• **STORED DATA**
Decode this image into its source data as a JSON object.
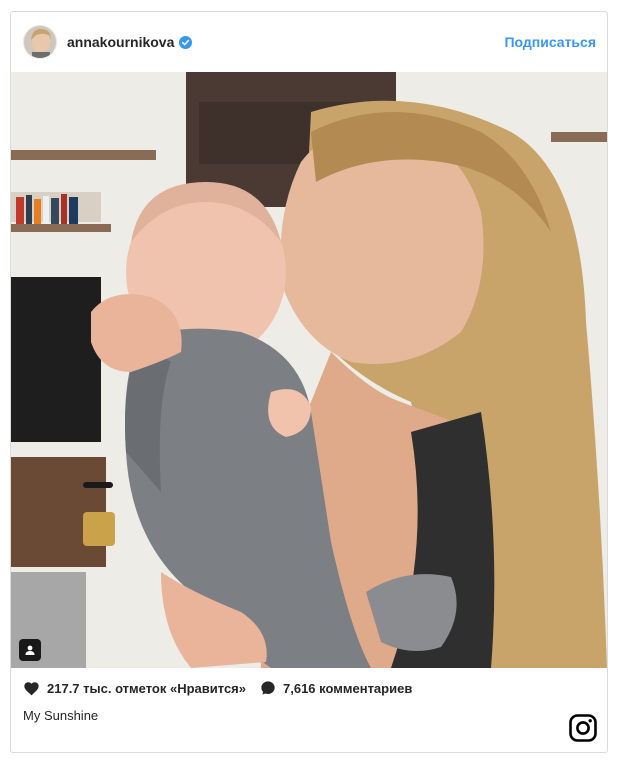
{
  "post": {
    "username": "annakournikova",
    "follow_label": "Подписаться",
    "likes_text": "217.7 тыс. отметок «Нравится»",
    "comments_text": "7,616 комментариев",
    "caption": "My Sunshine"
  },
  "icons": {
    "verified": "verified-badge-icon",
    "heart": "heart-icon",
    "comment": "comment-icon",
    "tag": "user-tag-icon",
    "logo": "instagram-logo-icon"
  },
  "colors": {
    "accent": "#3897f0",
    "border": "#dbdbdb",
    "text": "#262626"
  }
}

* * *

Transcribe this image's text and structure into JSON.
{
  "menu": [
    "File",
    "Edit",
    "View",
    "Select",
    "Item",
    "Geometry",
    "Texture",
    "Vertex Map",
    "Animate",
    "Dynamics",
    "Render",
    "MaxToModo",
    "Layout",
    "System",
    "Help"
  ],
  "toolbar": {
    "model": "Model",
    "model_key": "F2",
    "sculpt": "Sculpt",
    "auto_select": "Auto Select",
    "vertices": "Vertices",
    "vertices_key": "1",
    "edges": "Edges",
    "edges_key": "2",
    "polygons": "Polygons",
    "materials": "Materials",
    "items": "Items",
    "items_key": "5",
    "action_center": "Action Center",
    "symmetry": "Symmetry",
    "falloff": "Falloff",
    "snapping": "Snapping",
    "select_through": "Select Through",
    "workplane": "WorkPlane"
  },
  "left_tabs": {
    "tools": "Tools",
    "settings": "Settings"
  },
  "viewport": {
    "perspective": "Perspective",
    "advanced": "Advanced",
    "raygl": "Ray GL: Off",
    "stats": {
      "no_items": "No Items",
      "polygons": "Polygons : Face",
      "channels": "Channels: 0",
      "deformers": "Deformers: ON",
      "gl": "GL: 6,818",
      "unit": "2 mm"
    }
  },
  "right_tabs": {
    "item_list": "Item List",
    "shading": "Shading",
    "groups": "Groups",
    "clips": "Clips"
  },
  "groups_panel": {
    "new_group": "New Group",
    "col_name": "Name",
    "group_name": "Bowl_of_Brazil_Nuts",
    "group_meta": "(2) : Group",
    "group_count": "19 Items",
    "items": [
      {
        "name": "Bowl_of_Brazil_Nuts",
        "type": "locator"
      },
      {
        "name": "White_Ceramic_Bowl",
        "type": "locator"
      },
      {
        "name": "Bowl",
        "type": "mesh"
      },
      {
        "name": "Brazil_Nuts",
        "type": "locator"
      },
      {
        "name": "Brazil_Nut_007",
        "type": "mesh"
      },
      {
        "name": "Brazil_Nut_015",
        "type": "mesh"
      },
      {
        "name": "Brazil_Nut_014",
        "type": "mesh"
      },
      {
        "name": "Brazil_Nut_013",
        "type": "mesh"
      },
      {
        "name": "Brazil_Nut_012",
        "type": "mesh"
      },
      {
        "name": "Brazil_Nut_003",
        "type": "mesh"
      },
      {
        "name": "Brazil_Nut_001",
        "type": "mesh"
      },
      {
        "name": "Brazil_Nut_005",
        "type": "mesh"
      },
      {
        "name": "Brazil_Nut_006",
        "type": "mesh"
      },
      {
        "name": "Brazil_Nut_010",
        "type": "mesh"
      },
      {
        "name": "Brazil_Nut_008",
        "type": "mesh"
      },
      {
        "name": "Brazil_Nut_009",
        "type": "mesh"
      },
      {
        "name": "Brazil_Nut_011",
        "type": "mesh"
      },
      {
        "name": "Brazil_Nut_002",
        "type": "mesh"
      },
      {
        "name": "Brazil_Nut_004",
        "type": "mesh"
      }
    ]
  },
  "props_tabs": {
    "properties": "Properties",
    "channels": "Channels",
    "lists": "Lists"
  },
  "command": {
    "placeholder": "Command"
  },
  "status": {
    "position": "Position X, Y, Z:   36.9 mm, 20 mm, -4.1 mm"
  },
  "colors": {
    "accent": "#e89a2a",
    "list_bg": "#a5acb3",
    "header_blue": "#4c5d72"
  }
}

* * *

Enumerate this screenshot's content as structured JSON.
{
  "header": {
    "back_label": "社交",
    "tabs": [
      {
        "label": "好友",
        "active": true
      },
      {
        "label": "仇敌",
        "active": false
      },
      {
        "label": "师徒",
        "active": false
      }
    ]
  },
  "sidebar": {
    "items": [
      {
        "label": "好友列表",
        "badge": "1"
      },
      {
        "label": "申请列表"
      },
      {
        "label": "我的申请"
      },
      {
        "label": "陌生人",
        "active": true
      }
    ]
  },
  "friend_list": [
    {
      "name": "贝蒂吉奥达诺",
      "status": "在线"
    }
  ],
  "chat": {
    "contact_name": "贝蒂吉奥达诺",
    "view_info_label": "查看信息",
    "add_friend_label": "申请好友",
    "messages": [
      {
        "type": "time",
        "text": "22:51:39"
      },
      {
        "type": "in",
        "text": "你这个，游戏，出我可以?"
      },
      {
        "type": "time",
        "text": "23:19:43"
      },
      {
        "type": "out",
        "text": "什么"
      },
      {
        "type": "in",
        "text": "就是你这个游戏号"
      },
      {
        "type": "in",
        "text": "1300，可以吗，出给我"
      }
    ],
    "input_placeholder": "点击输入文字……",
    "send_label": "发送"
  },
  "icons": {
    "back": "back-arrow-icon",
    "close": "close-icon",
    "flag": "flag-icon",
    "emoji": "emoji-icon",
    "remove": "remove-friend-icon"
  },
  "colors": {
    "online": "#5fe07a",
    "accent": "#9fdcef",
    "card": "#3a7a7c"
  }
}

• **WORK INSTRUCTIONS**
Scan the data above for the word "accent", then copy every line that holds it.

• **TASK RESULT**
    "accent": "#3897f0",
    "accent": "#e89a2a",
    "accent": "#9fdcef",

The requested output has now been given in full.